> [Work request]: Below are the data; count the lines with the string "biti" in them and give that number only.

(Interface dataset entries)
━━━━━━━━━━

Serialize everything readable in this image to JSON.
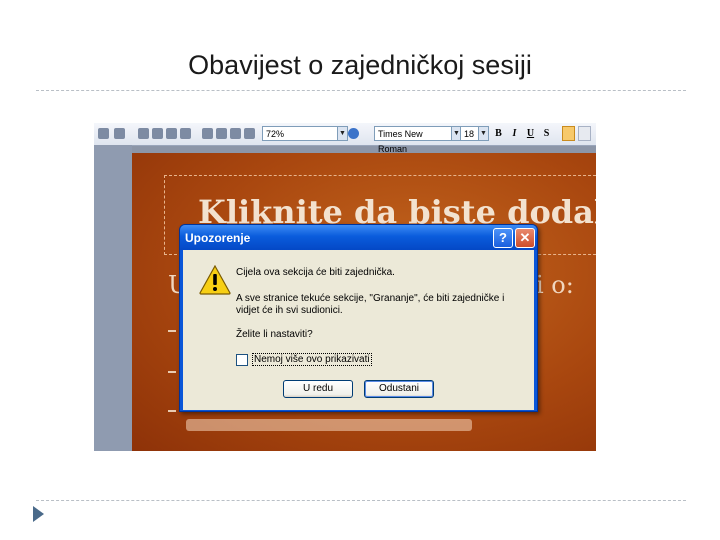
{
  "slide": {
    "title": "Obavijest o zajedničkoj sesiji"
  },
  "toolbar": {
    "zoom": "72%",
    "font_name": "Times New Roman",
    "font_size": "18",
    "bold": "B",
    "italic": "I",
    "underline": "U",
    "shadow": "S"
  },
  "ppt": {
    "title_text": "Kliknite da biste dodali n",
    "subtitle_left": "U",
    "subtitle_right": "i o:"
  },
  "dialog": {
    "title": "Upozorenje",
    "help_label": "?",
    "close_label": "✕",
    "line1": "Cijela ova sekcija će biti zajednička.",
    "line2": "A sve stranice tekuće sekcije, \"Grananje\", će biti zajedničke i",
    "line3": "vidjet će ih svi sudionici.",
    "question": "Želite li nastaviti?",
    "checkbox_label": "Nemoj više ovo prikazivati",
    "ok_label": "U redu",
    "cancel_label": "Odustani"
  },
  "colors": {
    "accent": "#0a56d8",
    "slide_bg": "#a9470f",
    "dialog_client": "#ece9d8"
  }
}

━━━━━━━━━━

> [Answer area]: 2